  • Experts claim, that the second most common cause of cancer, is rising in rural India 
  • The rural masses need to be made aware of the treatment, drugs and technologies to combat the disease.

New Delhi, September 22, 2017: Prostate cancer, the second most common cause of cancer and the sixth leading cause of cancer deaths among men worldwide, is rising in rural India, experts claim.

Cancer projection data shows that the number of cases will be doubled by 2020.

“Most of the metastatic prostate cancer cases are from rural areas. Therefore, it’s a challenge to government and doctors to decrease the risk factors and take prostate cancer risk in the rural areas very seriously,” P.N. Dogra, Professor and Head of Urology at AIIMS, said in a statement on Thursday.

The rural masses need to be made aware of the treatment, drugs and technologies to combat the disease.

“There is an urgent need to create awareness about prostate cancer threat amongst the rural population,” said Anup Kumar, Head (Department of Urology and Renal Transplant) at Safdarjung Hospital.

Also read: Abdominal fat drives cancer in postmenopausal women: Study

Safdarjung Hospital sees more than one lakh patients every month from all over the country.

Of these, 20 per cent are prostate cancer patients, in which 40 per cent are clinically localised, 30 per cent are locally advanced and 30 per cent are metastatic prostate cancer cases, Kumar said.

“Prostate cancer has become a major health problem globally during the last few decades. This disease is the second most common cause of cancer and the sixth leading cause of cancer death among men worldwide,” Dogra said.

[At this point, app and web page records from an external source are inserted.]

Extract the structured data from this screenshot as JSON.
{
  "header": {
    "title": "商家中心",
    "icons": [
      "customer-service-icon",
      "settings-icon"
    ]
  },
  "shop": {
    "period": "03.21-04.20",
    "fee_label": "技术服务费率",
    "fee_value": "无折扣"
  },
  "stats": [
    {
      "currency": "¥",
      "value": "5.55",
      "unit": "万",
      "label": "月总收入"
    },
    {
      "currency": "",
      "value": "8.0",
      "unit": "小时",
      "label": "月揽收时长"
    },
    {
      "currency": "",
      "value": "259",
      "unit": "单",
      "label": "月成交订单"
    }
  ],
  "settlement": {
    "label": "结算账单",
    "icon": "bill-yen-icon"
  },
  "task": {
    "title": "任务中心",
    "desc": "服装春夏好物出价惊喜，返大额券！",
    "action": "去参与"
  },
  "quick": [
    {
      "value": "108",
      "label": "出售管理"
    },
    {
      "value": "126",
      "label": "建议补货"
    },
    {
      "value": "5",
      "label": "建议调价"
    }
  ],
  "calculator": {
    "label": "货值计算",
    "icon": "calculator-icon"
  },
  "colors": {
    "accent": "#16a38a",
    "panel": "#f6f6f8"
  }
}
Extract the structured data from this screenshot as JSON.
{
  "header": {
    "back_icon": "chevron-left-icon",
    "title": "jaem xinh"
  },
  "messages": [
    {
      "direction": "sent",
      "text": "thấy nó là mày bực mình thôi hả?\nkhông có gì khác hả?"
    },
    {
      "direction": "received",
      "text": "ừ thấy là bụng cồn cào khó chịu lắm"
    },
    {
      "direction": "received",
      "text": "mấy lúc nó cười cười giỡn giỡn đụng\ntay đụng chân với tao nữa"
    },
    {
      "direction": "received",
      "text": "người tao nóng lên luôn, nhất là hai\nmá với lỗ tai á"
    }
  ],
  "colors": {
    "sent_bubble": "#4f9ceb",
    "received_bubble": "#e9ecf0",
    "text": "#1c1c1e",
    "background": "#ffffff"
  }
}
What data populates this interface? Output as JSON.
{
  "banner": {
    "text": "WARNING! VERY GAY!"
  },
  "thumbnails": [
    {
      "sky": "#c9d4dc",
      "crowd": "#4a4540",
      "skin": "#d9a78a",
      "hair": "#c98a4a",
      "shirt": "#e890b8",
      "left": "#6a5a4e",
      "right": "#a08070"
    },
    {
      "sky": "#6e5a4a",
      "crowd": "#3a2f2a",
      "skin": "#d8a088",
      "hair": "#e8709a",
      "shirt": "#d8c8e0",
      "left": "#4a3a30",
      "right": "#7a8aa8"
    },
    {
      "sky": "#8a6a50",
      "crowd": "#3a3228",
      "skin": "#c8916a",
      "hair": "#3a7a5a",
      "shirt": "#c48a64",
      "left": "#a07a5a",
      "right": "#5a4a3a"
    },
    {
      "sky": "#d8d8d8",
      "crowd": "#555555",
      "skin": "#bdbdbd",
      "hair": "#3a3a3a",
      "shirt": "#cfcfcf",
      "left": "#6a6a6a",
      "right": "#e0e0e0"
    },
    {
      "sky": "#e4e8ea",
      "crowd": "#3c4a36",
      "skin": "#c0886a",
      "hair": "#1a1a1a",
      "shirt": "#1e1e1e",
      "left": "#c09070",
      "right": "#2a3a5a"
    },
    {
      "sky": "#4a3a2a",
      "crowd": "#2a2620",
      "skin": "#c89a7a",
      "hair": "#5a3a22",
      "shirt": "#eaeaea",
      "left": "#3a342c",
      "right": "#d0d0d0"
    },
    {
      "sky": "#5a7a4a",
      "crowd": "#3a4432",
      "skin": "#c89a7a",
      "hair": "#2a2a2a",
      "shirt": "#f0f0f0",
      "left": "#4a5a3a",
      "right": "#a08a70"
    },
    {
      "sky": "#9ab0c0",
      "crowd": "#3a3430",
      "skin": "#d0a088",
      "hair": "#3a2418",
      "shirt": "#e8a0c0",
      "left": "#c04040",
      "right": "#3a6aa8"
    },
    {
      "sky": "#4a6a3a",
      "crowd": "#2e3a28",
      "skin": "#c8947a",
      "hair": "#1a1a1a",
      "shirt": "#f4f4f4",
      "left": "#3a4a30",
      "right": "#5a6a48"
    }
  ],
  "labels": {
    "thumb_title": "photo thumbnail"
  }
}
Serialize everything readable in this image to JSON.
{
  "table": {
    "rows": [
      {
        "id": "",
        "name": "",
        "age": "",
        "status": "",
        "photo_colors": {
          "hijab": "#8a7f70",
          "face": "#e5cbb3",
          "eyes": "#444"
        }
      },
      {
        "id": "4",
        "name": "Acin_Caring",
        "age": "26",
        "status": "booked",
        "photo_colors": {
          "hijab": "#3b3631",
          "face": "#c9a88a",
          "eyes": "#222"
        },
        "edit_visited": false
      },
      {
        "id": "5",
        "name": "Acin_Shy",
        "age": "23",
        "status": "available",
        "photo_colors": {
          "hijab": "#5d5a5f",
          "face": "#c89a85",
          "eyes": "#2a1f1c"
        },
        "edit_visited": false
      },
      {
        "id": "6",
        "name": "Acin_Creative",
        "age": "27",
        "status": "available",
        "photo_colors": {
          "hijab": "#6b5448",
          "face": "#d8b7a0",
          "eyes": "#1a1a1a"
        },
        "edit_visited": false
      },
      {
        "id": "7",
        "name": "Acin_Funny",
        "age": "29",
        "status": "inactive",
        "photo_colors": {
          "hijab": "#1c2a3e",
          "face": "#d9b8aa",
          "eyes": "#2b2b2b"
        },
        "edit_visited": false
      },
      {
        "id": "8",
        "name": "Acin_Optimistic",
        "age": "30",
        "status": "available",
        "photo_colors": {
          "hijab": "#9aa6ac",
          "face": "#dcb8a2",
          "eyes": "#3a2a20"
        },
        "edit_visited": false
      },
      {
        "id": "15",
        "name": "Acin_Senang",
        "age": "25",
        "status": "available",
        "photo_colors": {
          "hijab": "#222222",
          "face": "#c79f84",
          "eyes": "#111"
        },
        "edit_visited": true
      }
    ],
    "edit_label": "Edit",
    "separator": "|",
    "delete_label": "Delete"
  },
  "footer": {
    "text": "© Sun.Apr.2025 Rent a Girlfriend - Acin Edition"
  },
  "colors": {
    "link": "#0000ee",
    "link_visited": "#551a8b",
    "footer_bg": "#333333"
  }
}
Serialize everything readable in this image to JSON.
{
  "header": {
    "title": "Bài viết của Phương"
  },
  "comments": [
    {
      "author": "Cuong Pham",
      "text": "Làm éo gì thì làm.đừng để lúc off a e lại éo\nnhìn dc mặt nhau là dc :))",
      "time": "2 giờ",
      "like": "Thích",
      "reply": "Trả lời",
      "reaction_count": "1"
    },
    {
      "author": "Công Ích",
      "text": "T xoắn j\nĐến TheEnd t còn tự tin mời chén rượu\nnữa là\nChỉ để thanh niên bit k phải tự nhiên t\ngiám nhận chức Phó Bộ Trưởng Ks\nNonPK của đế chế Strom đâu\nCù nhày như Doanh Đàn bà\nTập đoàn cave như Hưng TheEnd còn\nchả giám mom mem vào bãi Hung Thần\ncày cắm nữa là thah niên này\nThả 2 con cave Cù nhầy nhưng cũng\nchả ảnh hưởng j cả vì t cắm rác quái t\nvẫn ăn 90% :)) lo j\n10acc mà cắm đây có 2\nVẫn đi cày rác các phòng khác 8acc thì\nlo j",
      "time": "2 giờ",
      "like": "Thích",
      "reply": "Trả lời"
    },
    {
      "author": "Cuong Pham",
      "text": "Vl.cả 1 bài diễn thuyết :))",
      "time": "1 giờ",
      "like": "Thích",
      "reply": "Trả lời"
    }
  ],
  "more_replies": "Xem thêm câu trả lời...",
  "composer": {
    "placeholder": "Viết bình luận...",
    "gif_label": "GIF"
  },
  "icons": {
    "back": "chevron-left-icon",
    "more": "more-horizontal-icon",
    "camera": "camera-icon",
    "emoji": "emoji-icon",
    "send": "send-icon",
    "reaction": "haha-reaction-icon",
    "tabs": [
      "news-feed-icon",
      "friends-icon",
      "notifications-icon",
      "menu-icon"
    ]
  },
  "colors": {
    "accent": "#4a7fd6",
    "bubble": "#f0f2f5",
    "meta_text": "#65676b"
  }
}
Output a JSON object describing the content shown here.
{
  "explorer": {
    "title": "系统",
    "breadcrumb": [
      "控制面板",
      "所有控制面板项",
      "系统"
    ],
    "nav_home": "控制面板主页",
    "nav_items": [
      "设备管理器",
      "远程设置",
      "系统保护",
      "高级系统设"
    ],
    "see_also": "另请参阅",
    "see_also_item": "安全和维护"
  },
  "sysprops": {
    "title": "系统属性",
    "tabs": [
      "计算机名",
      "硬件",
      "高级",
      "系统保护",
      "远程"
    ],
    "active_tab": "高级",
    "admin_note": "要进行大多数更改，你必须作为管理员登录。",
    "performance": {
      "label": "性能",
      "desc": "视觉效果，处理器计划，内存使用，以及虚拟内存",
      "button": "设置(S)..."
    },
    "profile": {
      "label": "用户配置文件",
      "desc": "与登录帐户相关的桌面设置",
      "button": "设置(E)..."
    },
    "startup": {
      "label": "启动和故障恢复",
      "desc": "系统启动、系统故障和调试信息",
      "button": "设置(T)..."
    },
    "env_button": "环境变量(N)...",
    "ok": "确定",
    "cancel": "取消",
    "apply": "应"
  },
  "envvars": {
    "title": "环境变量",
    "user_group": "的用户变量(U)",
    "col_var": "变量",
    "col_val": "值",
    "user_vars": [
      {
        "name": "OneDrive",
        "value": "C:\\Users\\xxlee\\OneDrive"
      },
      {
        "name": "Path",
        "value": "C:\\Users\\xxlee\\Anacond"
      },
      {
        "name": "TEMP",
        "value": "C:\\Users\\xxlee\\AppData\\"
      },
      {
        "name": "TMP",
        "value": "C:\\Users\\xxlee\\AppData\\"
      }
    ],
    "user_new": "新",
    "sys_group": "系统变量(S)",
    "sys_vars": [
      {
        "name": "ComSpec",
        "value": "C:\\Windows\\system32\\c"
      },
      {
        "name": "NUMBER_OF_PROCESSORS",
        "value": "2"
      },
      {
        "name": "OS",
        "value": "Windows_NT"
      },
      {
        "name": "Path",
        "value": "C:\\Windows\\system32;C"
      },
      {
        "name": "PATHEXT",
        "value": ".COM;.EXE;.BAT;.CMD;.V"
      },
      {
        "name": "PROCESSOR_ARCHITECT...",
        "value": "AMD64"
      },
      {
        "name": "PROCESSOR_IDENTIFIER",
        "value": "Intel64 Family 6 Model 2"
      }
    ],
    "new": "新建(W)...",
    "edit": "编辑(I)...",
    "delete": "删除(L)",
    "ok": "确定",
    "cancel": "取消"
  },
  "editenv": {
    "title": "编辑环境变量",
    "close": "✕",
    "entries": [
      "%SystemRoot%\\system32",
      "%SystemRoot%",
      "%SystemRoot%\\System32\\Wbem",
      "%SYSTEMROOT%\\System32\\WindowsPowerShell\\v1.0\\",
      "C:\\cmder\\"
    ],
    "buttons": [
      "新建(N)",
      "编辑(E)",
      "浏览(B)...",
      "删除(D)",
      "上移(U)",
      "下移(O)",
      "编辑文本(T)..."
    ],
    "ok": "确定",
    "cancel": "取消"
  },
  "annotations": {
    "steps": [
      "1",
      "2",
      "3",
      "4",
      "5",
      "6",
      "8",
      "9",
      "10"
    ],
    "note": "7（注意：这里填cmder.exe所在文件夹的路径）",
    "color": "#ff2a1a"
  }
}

According to the Population Based Cancer Registries in Delhi, the disease is the second most frequently diagnosed cancer among men in the national capital, accounting for about 6.78 per cent of all malignancies. (IANS)